§ **TASK TO CARRY OUT**:
Reproduce the entries exactly and omit the pictures.

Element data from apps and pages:
○ ○ ○ ○ ○

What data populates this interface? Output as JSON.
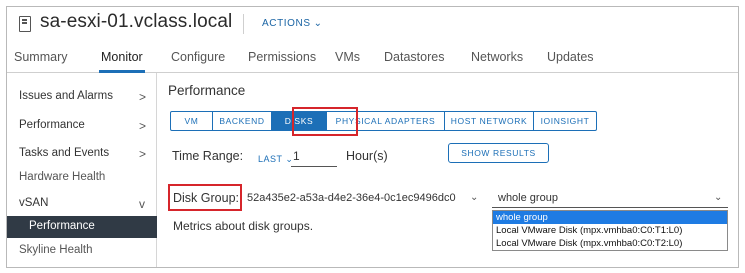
{
  "header": {
    "title": "sa-esxi-01.vclass.local",
    "actions_label": "ACTIONS",
    "host_icon": "host-server-icon",
    "actions_icon": "chevron-down-icon"
  },
  "tabs": [
    {
      "label": "Summary"
    },
    {
      "label": "Monitor"
    },
    {
      "label": "Configure"
    },
    {
      "label": "Permissions"
    },
    {
      "label": "VMs"
    },
    {
      "label": "Datastores"
    },
    {
      "label": "Networks"
    },
    {
      "label": "Updates"
    }
  ],
  "active_tab": "Monitor",
  "sidebar": {
    "items": [
      {
        "label": "Issues and Alarms",
        "arrow": ">"
      },
      {
        "label": "Performance",
        "arrow": ">"
      },
      {
        "label": "Tasks and Events",
        "arrow": ">"
      },
      {
        "label": "Hardware Health"
      },
      {
        "label": "vSAN",
        "arrow": "v"
      },
      {
        "label": "Performance"
      },
      {
        "label": "Skyline Health"
      }
    ]
  },
  "main": {
    "section_title": "Performance",
    "views": [
      "VM",
      "BACKEND",
      "DISKS",
      "PHYSICAL ADAPTERS",
      "HOST NETWORK",
      "IOINSIGHT"
    ],
    "active_view": "DISKS",
    "time_range": {
      "label": "Time Range:",
      "mode": "LAST",
      "value": "1",
      "unit": "Hour(s)",
      "show_results_label": "SHOW RESULTS"
    },
    "disk_group": {
      "label": "Disk Group:",
      "value": "52a435e2-a53a-d4e2-36e4-0c1ec9496dc0",
      "filter_value": "whole group",
      "options": [
        "whole group",
        "Local VMware Disk (mpx.vmhba0:C0:T1:L0)",
        "Local VMware Disk (mpx.vmhba0:C0:T2:L0)"
      ]
    },
    "metrics_text": "Metrics about disk groups."
  },
  "colors": {
    "accent": "#1c6fb7",
    "highlight_box": "#d6252b",
    "sidebar_active_bg": "#303a45",
    "dropdown_selected": "#1e7be3"
  }
}
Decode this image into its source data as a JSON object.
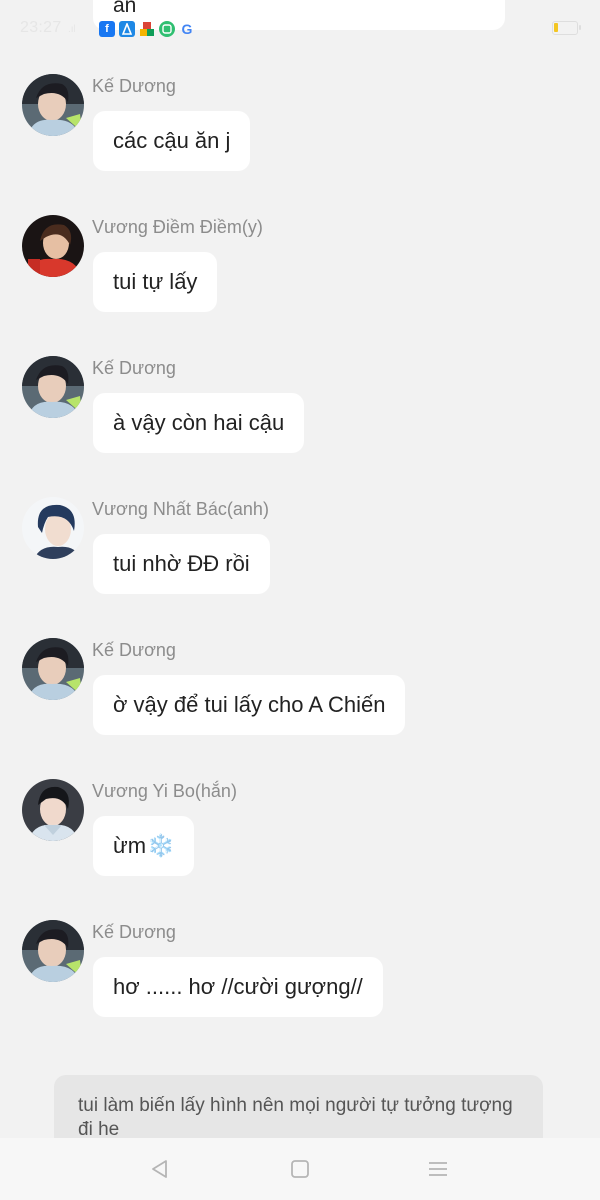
{
  "status_bar": {
    "time": "23:27",
    "signal": ".ıl",
    "notification_icons": [
      "facebook-icon",
      "app-icon",
      "puzzle-icon",
      "chat-app-icon",
      "google-icon"
    ]
  },
  "previous_message": {
    "text": "ăn"
  },
  "messages": [
    {
      "sender": "Kế Dương",
      "text": "các cậu ăn j",
      "avatar": "avatar-ke-duong"
    },
    {
      "sender": "Vương Điềm Điềm(y)",
      "text": "tui tự lấy",
      "avatar": "avatar-vuong-diem-diem"
    },
    {
      "sender": "Kế Dương",
      "text": "à vậy còn hai cậu",
      "avatar": "avatar-ke-duong"
    },
    {
      "sender": "Vương Nhất Bác(anh)",
      "text": "tui nhờ ĐĐ  rồi",
      "avatar": "avatar-vuong-nhat-bac"
    },
    {
      "sender": "Kế Dương",
      "text": "ờ vậy để tui lấy cho A Chiến",
      "avatar": "avatar-ke-duong"
    },
    {
      "sender": "Vương Yi Bo(hắn)",
      "text": "ừm",
      "emoji": "❄️",
      "avatar": "avatar-vuong-yi-bo"
    },
    {
      "sender": "Kế Dương",
      "text": "hơ ...... hơ //cười gượng//",
      "avatar": "avatar-ke-duong"
    }
  ],
  "notice": {
    "text": "tui làm biến lấy hình nên mọi người tự tưởng tượng đi he"
  },
  "nav_bar": {
    "buttons": [
      "back-icon",
      "home-icon",
      "recent-apps-icon"
    ]
  }
}
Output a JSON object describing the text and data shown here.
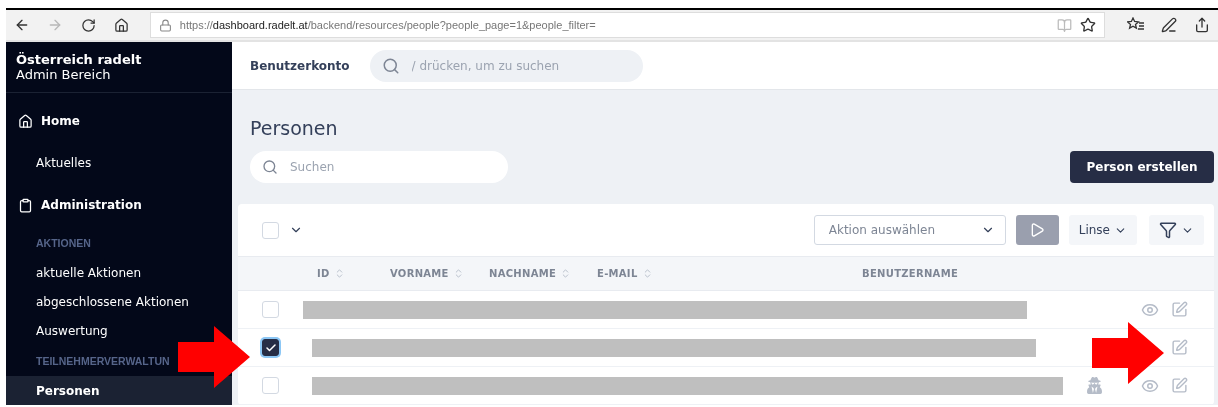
{
  "browser": {
    "url": {
      "scheme": "https://",
      "domain": "dashboard.radelt.at",
      "path": "/backend/resources/people?people_page=1&people_filter="
    },
    "forward_disabled": true
  },
  "sidebar": {
    "title": "Österreich radelt",
    "subtitle": "Admin Bereich",
    "items": [
      {
        "kind": "group",
        "label": "Home",
        "selected": false
      },
      {
        "kind": "link",
        "label": "Aktuelles",
        "selected": false
      },
      {
        "kind": "group",
        "label": "Administration",
        "selected": false
      },
      {
        "kind": "section",
        "label": "AKTIONEN",
        "selected": false
      },
      {
        "kind": "link",
        "label": "aktuelle Aktionen",
        "selected": false
      },
      {
        "kind": "link",
        "label": "abgeschlossene Aktionen",
        "selected": false
      },
      {
        "kind": "link",
        "label": "Auswertung",
        "selected": false
      },
      {
        "kind": "section",
        "label": "TEILNEHMERVERWALTUN",
        "selected": false
      },
      {
        "kind": "link",
        "label": "Personen",
        "selected": true
      }
    ]
  },
  "header": {
    "account": "Benutzerkonto",
    "search": {
      "placeholder": "/ drücken, um zu suchen"
    }
  },
  "page": {
    "title": "Personen",
    "search": {
      "placeholder": "Suchen"
    },
    "create_button": "Person erstellen"
  },
  "table": {
    "select_all": {
      "checked": false
    },
    "action_select": {
      "placeholder": "Aktion auswählen"
    },
    "run_disabled": true,
    "lens_button": "Linse",
    "columns": [
      {
        "label": "ID",
        "sortable": true
      },
      {
        "label": "VORNAME",
        "sortable": true
      },
      {
        "label": "NACHNAME",
        "sortable": true
      },
      {
        "label": "E-MAIL",
        "sortable": true
      },
      {
        "label": "BENUTZERNAME",
        "sortable": false
      }
    ],
    "rows": [
      {
        "selected": false,
        "redacted": true,
        "impersonate": false,
        "view_shown": true
      },
      {
        "selected": true,
        "redacted": true,
        "impersonate": false,
        "view_shown": false
      },
      {
        "selected": false,
        "redacted": true,
        "impersonate": true,
        "view_shown": true
      }
    ]
  },
  "annotations": [
    {
      "kind": "arrow"
    },
    {
      "kind": "arrow"
    }
  ]
}
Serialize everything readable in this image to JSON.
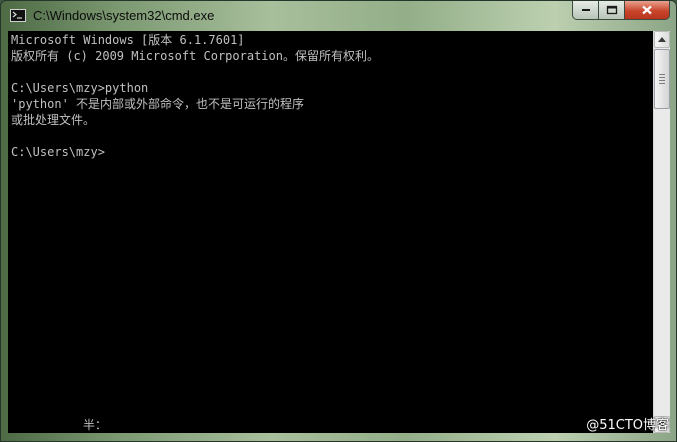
{
  "window": {
    "title": "C:\\Windows\\system32\\cmd.exe",
    "icon": "cmd-icon"
  },
  "controls": {
    "minimize_icon": "minimize-icon",
    "maximize_icon": "maximize-icon",
    "close_icon": "close-icon"
  },
  "console": {
    "lines": [
      "Microsoft Windows [版本 6.1.7601]",
      "版权所有 (c) 2009 Microsoft Corporation。保留所有权利。",
      "",
      "C:\\Users\\mzy>python",
      "'python' 不是内部或外部命令，也不是可运行的程序",
      "或批处理文件。",
      "",
      "C:\\Users\\mzy>"
    ],
    "ime_status": "半："
  },
  "watermark": "@51CTO博客",
  "colors": {
    "console_bg": "#000000",
    "console_fg": "#c0c0c0",
    "close_button": "#c8452c"
  }
}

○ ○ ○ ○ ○

§ **ANSWER TO THIS PROBLEM**:
What data populates this interface? Output as JSON.
{
  "header": {
    "title": "sa-esxi-01.vclass.local",
    "actions_label": "ACTIONS",
    "host_icon": "host-server-icon",
    "actions_icon": "chevron-down-icon"
  },
  "tabs": [
    {
      "label": "Summary"
    },
    {
      "label": "Monitor"
    },
    {
      "label": "Configure"
    },
    {
      "label": "Permissions"
    },
    {
      "label": "VMs"
    },
    {
      "label": "Datastores"
    },
    {
      "label": "Networks"
    },
    {
      "label": "Updates"
    }
  ],
  "active_tab": "Monitor",
  "sidebar": {
    "items": [
      {
        "label": "Issues and Alarms",
        "arrow": ">"
      },
      {
        "label": "Performance",
        "arrow": ">"
      },
      {
        "label": "Tasks and Events",
        "arrow": ">"
      },
      {
        "label": "Hardware Health"
      },
      {
        "label": "vSAN",
        "arrow": "v"
      },
      {
        "label": "Performance"
      },
      {
        "label": "Skyline Health"
      }
    ]
  },
  "main": {
    "section_title": "Performance",
    "views": [
      "VM",
      "BACKEND",
      "DISKS",
      "PHYSICAL ADAPTERS",
      "HOST NETWORK",
      "IOINSIGHT"
    ],
    "active_view": "DISKS",
    "time_range": {
      "label": "Time Range:",
      "mode": "LAST",
      "value": "1",
      "unit": "Hour(s)",
      "show_results_label": "SHOW RESULTS"
    },
    "disk_group": {
      "label": "Disk Group:",
      "value": "52a435e2-a53a-d4e2-36e4-0c1ec9496dc0",
      "filter_value": "whole group",
      "options": [
        "whole group",
        "Local VMware Disk (mpx.vmhba0:C0:T1:L0)",
        "Local VMware Disk (mpx.vmhba0:C0:T2:L0)"
      ]
    },
    "metrics_text": "Metrics about disk groups."
  },
  "colors": {
    "accent": "#1c6fb7",
    "highlight_box": "#d6252b",
    "sidebar_active_bg": "#303a45",
    "dropdown_selected": "#1e7be3"
  }
}
Decode this image into its source data as a JSON object.
{
  "status_bar": {
    "time": "23:27",
    "signal": ".ıl",
    "notification_icons": [
      "facebook-icon",
      "app-icon",
      "puzzle-icon",
      "chat-app-icon",
      "google-icon"
    ]
  },
  "previous_message": {
    "text": "ăn"
  },
  "messages": [
    {
      "sender": "Kế Dương",
      "text": "các cậu ăn j",
      "avatar": "avatar-ke-duong"
    },
    {
      "sender": "Vương Điềm Điềm(y)",
      "text": "tui tự lấy",
      "avatar": "avatar-vuong-diem-diem"
    },
    {
      "sender": "Kế Dương",
      "text": "à vậy còn hai cậu",
      "avatar": "avatar-ke-duong"
    },
    {
      "sender": "Vương Nhất Bác(anh)",
      "text": "tui nhờ ĐĐ  rồi",
      "avatar": "avatar-vuong-nhat-bac"
    },
    {
      "sender": "Kế Dương",
      "text": "ờ vậy để tui lấy cho A Chiến",
      "avatar": "avatar-ke-duong"
    },
    {
      "sender": "Vương Yi Bo(hắn)",
      "text": "ừm",
      "emoji": "❄️",
      "avatar": "avatar-vuong-yi-bo"
    },
    {
      "sender": "Kế Dương",
      "text": "hơ ...... hơ //cười gượng//",
      "avatar": "avatar-ke-duong"
    }
  ],
  "notice": {
    "text": "tui làm biến lấy hình nên mọi người tự tưởng tượng đi he"
  },
  "nav_bar": {
    "buttons": [
      "back-icon",
      "home-icon",
      "recent-apps-icon"
    ]
  }
}
Output a JSON object describing the text and data shown here.
{
  "browser": {
    "url": {
      "scheme": "https://",
      "domain": "dashboard.radelt.at",
      "path": "/backend/resources/people?people_page=1&people_filter="
    },
    "forward_disabled": true
  },
  "sidebar": {
    "title": "Österreich radelt",
    "subtitle": "Admin Bereich",
    "items": [
      {
        "kind": "group",
        "label": "Home",
        "selected": false
      },
      {
        "kind": "link",
        "label": "Aktuelles",
        "selected": false
      },
      {
        "kind": "group",
        "label": "Administration",
        "selected": false
      },
      {
        "kind": "section",
        "label": "AKTIONEN",
        "selected": false
      },
      {
        "kind": "link",
        "label": "aktuelle Aktionen",
        "selected": false
      },
      {
        "kind": "link",
        "label": "abgeschlossene Aktionen",
        "selected": false
      },
      {
        "kind": "link",
        "label": "Auswertung",
        "selected": false
      },
      {
        "kind": "section",
        "label": "TEILNEHMERVERWALTUN",
        "selected": false
      },
      {
        "kind": "link",
        "label": "Personen",
        "selected": true
      }
    ]
  },
  "header": {
    "account": "Benutzerkonto",
    "search": {
      "placeholder": "/ drücken, um zu suchen"
    }
  },
  "page": {
    "title": "Personen",
    "search": {
      "placeholder": "Suchen"
    },
    "create_button": "Person erstellen"
  },
  "table": {
    "select_all": {
      "checked": false
    },
    "action_select": {
      "placeholder": "Aktion auswählen"
    },
    "run_disabled": true,
    "lens_button": "Linse",
    "columns": [
      {
        "label": "ID",
        "sortable": true
      },
      {
        "label": "VORNAME",
        "sortable": true
      },
      {
        "label": "NACHNAME",
        "sortable": true
      },
      {
        "label": "E-MAIL",
        "sortable": true
      },
      {
        "label": "BENUTZERNAME",
        "sortable": false
      }
    ],
    "rows": [
      {
        "selected": false,
        "redacted": true,
        "impersonate": false,
        "view_shown": true
      },
      {
        "selected": true,
        "redacted": true,
        "impersonate": false,
        "view_shown": false
      },
      {
        "selected": false,
        "redacted": true,
        "impersonate": true,
        "view_shown": true
      }
    ]
  },
  "annotations": [
    {
      "kind": "arrow"
    },
    {
      "kind": "arrow"
    }
  ]
}
Serialize everything readable in this image to JSON.
{
  "window": {
    "title": "C:\\Windows\\system32\\cmd.exe",
    "icon": "cmd-icon"
  },
  "controls": {
    "minimize_icon": "minimize-icon",
    "maximize_icon": "maximize-icon",
    "close_icon": "close-icon"
  },
  "console": {
    "lines": [
      "Microsoft Windows [版本 6.1.7601]",
      "版权所有 (c) 2009 Microsoft Corporation。保留所有权利。",
      "",
      "C:\\Users\\mzy>python",
      "'python' 不是内部或外部命令，也不是可运行的程序",
      "或批处理文件。",
      "",
      "C:\\Users\\mzy>"
    ],
    "ime_status": "半："
  },
  "watermark": "@51CTO博客",
  "colors": {
    "console_bg": "#000000",
    "console_fg": "#c0c0c0",
    "close_button": "#c8452c"
  }
}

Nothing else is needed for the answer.